I have seen Dwelling in the Word change lives and churches. It has happened to my church and to people I know and minister among, as well as to countless churches around the world.* Dwelling in the Word is a grassroots practice of congregational listening to Scripture, to the Spirit, and to the neighbor that can help address the crisis of biblical disengagement in many churches today. It is not a replacement for Bible study, but rather a complementary practice.
Many congregations today struggle to help their members meaningfully engage the biblical story. It seems many Christians—even those who faithfully participate in various aspects of the church’s life—feel intimidated by the Bible. Let’s face it: the Bible isn’t an easy book to read. Sometimes, people pick up the message (spoken or unspoken) that reading and interpreting the Bible should be done primarily by those with expert knowledge, leaving others disenfranchised. Or the Scriptures get reduced to instrumental use as a kind of rule-book for right living. Many American churches seem caught between explaining away the Bible’s relevance and enforcing a kind of biblicism that refuses to acknowledge the genuine complexity and ambiguity that it contains. Dwelling in the Word seeks to break out of these patterns by inviting people to attend imaginatively to a biblical text, to listen carefully to a neighbor, and to advocate publicly for the neighbor’s voice. It is as much a practice of spiritual transformation as it is a means of scriptural engagement.

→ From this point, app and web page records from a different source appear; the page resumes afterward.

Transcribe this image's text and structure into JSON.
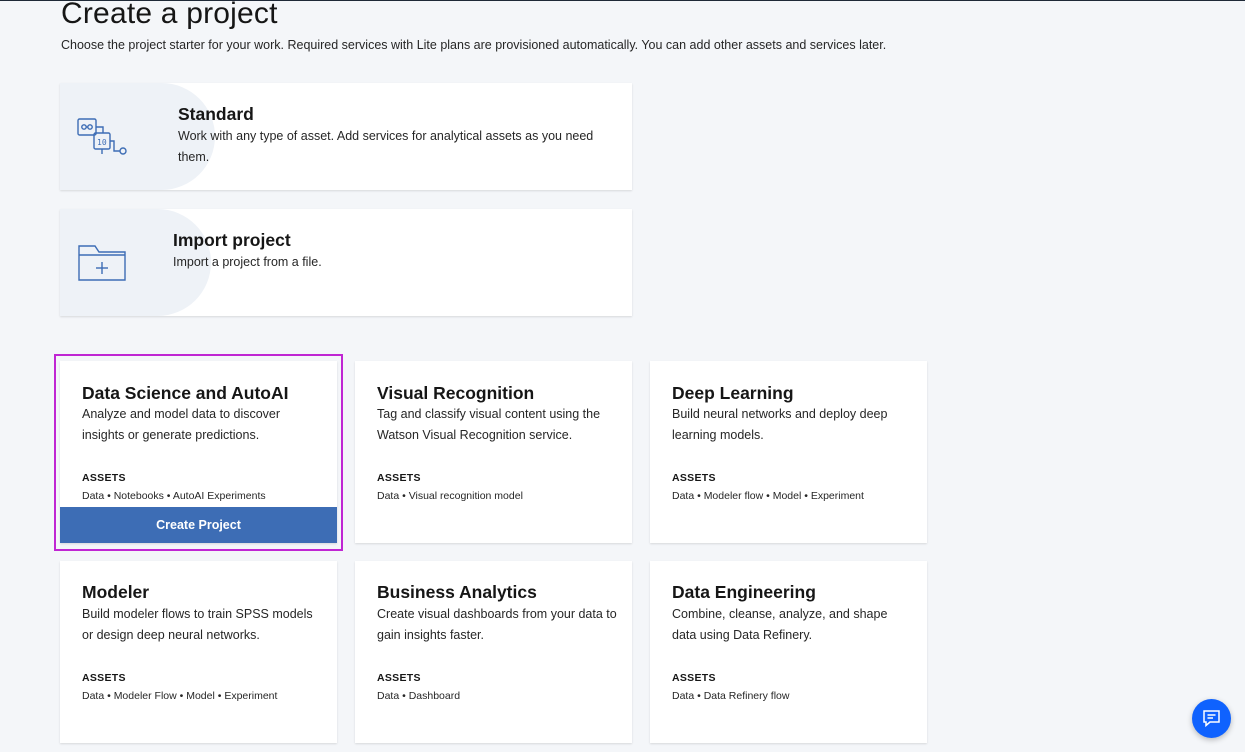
{
  "page": {
    "title": "Create a project",
    "subtitle": "Choose the project starter for your work. Required services with Lite plans are provisioned automatically. You can add other assets and services later."
  },
  "wide_tiles": {
    "standard": {
      "title": "Standard",
      "description": "Work with any type of asset. Add services for analytical assets as you need them.",
      "icon": "flow-diagram-icon"
    },
    "import": {
      "title": "Import project",
      "description": "Import a project from a file.",
      "icon": "folder-add-icon"
    }
  },
  "assets_label": "ASSETS",
  "cards": [
    {
      "title": "Data Science and AutoAI",
      "description": "Analyze and model data to discover insights or generate predictions.",
      "assets": "Data • Notebooks • AutoAI Experiments",
      "button_label": "Create Project",
      "selected": true
    },
    {
      "title": "Visual Recognition",
      "description": "Tag and classify visual content using the Watson Visual Recognition service.",
      "assets": "Data • Visual recognition model"
    },
    {
      "title": "Deep Learning",
      "description": "Build neural networks and deploy deep learning models.",
      "assets": "Data • Modeler flow • Model • Experiment"
    },
    {
      "title": "Modeler",
      "description": "Build modeler flows to train SPSS models or design deep neural networks.",
      "assets": "Data • Modeler Flow • Model • Experiment"
    },
    {
      "title": "Business Analytics",
      "description": "Create visual dashboards from your data to gain insights faster.",
      "assets": "Data • Dashboard"
    },
    {
      "title": "Data Engineering",
      "description": "Combine, cleanse, analyze, and shape data using Data Refinery.",
      "assets": "Data • Data Refinery flow"
    }
  ],
  "chat": {
    "icon": "chat-icon"
  },
  "colors": {
    "background": "#f4f6f9",
    "primary_button": "#3d6db5",
    "highlight_border": "#c026d3",
    "chat_button": "#0f62fe",
    "icon_stroke": "#3d6db5"
  }
}
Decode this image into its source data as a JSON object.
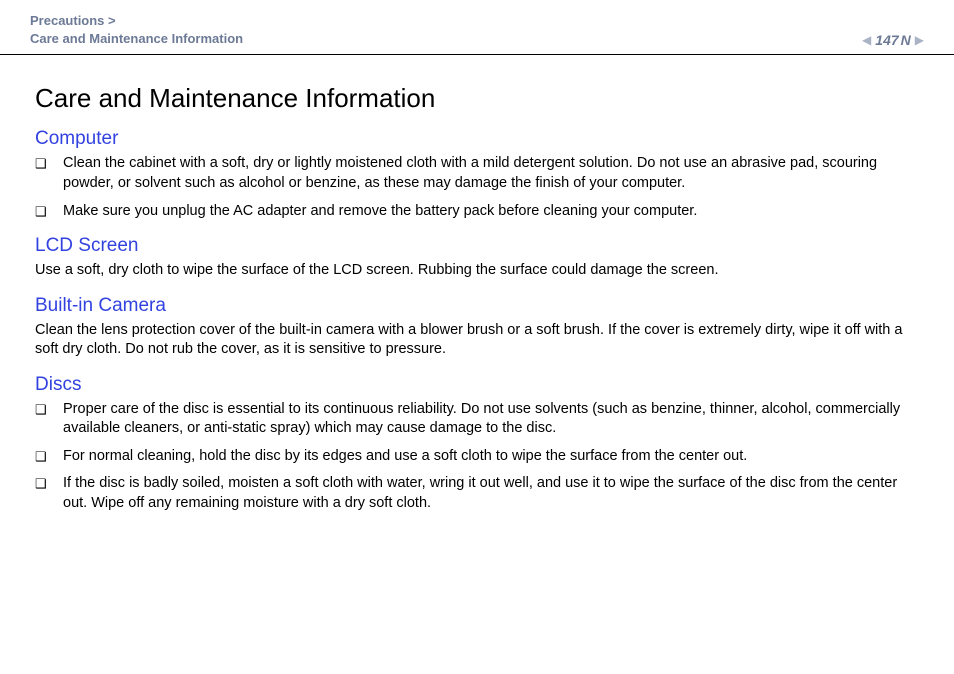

Here’s how it commonly works:
A scriptural passage (usually no more than dozen or so verses) is read aloud in a group. Participants are invited to listen to where their imagination was “caught” or captured in the text—what word or phrase leapt out? Or, is there something in the passage about which they would like to ask a biblical scholar? After a brief period of silent meditation, people are invited to pair up with someone else, preferably someone they do not know well. Then there is a time of ten to twelve minutes of sharing in pairs, during which people must listen attentively to what their neighbor heard, because when it comes time to share with the larger group, they share not what they heard or wondered about, but rather what their partner heard. The practice concludes with prayer.
Dwelling in the Word creates space for a different kind of attentiveness to the Scriptures, the Spirit, and the neighbor than is often practiced in congregations. To begin with, Dwelling in the Word assumes that everyone can access the Bible meaningfully, while acknowledging that difficult questions will arise (questions for which expert knowledge is indeed helpful). Inviting people to wonder imaginatively about what they hear resists a kind of instrumentalization of the text—where there is one “right” theological or moral answer that people are supposed to find in it. Perhaps, most profoundly, it assumes that God’s Spirit is alive and working in this process, including speaking through the neighbor.
In a world where difference so often divides people and where congregations are typically not accustomed to listening attentively to another’s voice (even in their own midst), the practice of Dwelling in the Word cultivates a new posture of attending to what the word might be saying to us and to our neighbor—even the neighbor whom we do not know. Advocating publicly for the neighbor (with the accountability of that neighbor sitting there to correct if you get it wrong) helps church members learn to value and appreciate how God’s Spirit speaks through others in our midst. In a world where so many churches have grown disconnected from the neighbors around them (who are often even strangers), these are critically important habits to develop.
What I have seen over the years of practicing Dwelling in the Word with various groups is a remarkable transformation. People begin to feel more empowered to attend to Scripture and to each other. They see that pretty much any text of Scripture contains a fathomless depth of meaning, especially if they dwell in the same passage repeatedly over time. The Bible begins to speak to people in new and fresh ways—ways that typically invite them to learn more and to engage more deeply, including through pursuing more traditional methods of study.
The church where I currently serve offers a firsthand example. When my wife and I arrived seven years ago, people seemed quite hesitant to read the Bible or venture interpreting it, probably out of fear of being shamed for having the wrong answer. Introducing Dwelling was not easy—there were plenty of awkward silences. But then it all began to change. The Scriptures began to come alive, and people began to listen more closely to one another. People found new ways to relate the Bible to daily life. Church board members started showing up on time at meetings because they did not want to miss the Dwelling segment. One lay leader, for whom the Bible had been a rather distant text, gathered her family when her father died and led them in Dwelling in the Word. Through this practice, the biblical story had become her own, and now she had a way of inviting others into it.
*See Pat Taylor Ellison and Patrick Keifert, Dwelling in the Word (St. Paul: Church Innovations Institute, 2011), or Patrick Keifert, ed., Testing the Spirits (Grand Rapids: Eerdmans, 2009).
Both copyright © 2012 by Word & World, Luther Seminary, Saint Paul, Minnesota. All rights reserved.
Reprinted with permission of the author. Original article in its entirety is available at Word and World.
DWIGHT ZSCHEILE is assistant professor of congregational mission and leadership at Luther Seminary and associate priest at St. Matthew’s Episcopal Church in Saint Paul, Minnesota.